A correspondent, “Nancy,” wishes recipes to be given in this column for home-made scones fit to be entered at a show. I am sure “Nancy” understands that the secret of good scones does not lie in any recipe, but in the skill acquired through long practice.
And practice is not everything. Some people have the knack more than others. A peculiarity of scone-making is that we do it best in our own way. A friend’s are better than our own, we say. She follows a slightly different method in some detail, and we imitate her, without the desired improvement. Indeed, our scones are probably not so good as usual, simply because our hand was not so sure.
First, as to her question about the kind of flour, the only answer that can be given is to use the best quality. Flour varies greatly, and the only test is a trial of it. Sometimes we have found flour that did not make the best bread made particularly good scones.
A mixture of flour from home-grown wheat makes scones of rich flavour and spongy texture, but they would not be likely to score high at a show. The best flour is of a creamy colour, and is soft and light when handled. For any special purpose, flour that has been proved should alone be used.
In respect to cream-of-tartar and buttermilk, there are differences of opinion and of practice. Some like the milk quite fresh, and others prefer it a week old. The chief point is that it should be well “lappered” and acid, but not in the slightest degree stale.
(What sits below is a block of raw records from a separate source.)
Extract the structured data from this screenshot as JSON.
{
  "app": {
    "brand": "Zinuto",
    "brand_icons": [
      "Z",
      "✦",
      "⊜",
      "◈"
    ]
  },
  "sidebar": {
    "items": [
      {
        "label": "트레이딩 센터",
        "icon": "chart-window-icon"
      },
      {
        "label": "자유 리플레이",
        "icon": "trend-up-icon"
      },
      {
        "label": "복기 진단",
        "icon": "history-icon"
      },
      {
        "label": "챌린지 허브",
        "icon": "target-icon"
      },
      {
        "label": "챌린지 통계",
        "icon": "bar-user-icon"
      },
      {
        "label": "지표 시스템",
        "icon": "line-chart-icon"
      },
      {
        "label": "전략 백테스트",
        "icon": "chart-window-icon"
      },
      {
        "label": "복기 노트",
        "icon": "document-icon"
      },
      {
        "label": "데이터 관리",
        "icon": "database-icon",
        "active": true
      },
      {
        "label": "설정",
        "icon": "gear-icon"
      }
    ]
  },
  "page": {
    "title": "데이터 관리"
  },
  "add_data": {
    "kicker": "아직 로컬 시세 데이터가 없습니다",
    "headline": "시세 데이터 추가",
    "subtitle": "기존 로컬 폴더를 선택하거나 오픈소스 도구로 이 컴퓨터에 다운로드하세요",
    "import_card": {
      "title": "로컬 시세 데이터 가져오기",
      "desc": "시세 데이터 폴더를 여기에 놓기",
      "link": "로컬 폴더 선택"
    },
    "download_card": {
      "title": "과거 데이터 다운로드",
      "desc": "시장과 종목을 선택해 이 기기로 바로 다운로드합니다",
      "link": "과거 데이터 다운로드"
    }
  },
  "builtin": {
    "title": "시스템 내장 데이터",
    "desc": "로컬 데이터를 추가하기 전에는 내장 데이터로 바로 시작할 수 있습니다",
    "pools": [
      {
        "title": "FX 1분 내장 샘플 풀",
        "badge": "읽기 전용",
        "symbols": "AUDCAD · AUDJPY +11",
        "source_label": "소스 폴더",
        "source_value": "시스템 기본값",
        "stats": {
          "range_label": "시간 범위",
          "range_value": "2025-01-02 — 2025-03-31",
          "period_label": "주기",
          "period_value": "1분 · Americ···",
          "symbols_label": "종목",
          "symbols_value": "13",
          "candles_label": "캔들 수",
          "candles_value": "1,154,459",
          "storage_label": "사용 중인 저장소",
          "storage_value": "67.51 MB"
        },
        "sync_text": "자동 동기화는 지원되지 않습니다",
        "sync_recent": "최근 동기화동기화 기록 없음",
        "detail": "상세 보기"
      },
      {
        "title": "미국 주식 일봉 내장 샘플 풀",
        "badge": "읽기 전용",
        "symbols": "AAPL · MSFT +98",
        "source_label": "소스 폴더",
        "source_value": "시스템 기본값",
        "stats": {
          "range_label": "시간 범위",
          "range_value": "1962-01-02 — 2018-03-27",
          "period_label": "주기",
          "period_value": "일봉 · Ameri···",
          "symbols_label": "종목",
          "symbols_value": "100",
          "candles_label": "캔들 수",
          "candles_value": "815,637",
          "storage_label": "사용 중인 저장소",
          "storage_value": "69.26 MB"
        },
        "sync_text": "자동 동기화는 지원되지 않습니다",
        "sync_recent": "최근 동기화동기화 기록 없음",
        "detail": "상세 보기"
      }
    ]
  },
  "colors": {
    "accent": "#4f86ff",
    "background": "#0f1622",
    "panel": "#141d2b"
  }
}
As a rule, I do not find cream-of-tartar necessary but it does make the scones a litle whiter.
The ingredients of soda scones are ridiculously simple: 2 lb of flour, 1 oz of carbonate of soda, 2 oz of cream-of-tartar, a pinch of salt, buttermilk (sugar is not allowed at shows I think). Mix the salt and other ingredients with the flour, and pass it through a sifter or sift with the tips of the fingers, then stir in sufficient milk to make a fairly stiff dough; work smooth with the hands on a floured- board, and roll into a round a quarter of an inch thick; cut into quarters and bake on a floured girdle (the flour should have turned light brown if the girdle is of the right heat).
I do not know whether by “dropped scones” “Nancy” means a spoonful of batter dropped on to a greased girdle, then turned when bubbles form on the surface. These are then called pancakes locally. Experience alone can tell what consistency to make the later.
The same may be said of the other form of dropped scones, too thin to roll out and too thick to drop on the girdle; a good spoonful is dropped into flour and tossed lightly with the hands into a well-floured ball. It is placed on a floured girdle and pressed flat with the palm of the hand.
As regards the treatment of the scones after they are removed from the girdle: place them singly on a clean cloth folded several times and, after allowing the steam to escape for half a minute or so, pile them on each other and cover. This makes them much softer and prevents the skin being tough.
If they have to be kept for a few days, wring another clean cloth (an old towel or old white apron will do), not too tightly, out of cold water, and lay over the dry covering. I find that scones keep much longer soft and moist when treated in this manner.
There are several other details of scone making under question. It is better to mix the dough lightly with a minimum of beating, or it is improved by being well beaten with a spoon in the mixing? These are points which I have heard discussed along with others. And it ends with this that some possess the secret, which cannot be imparted of making better scones than others.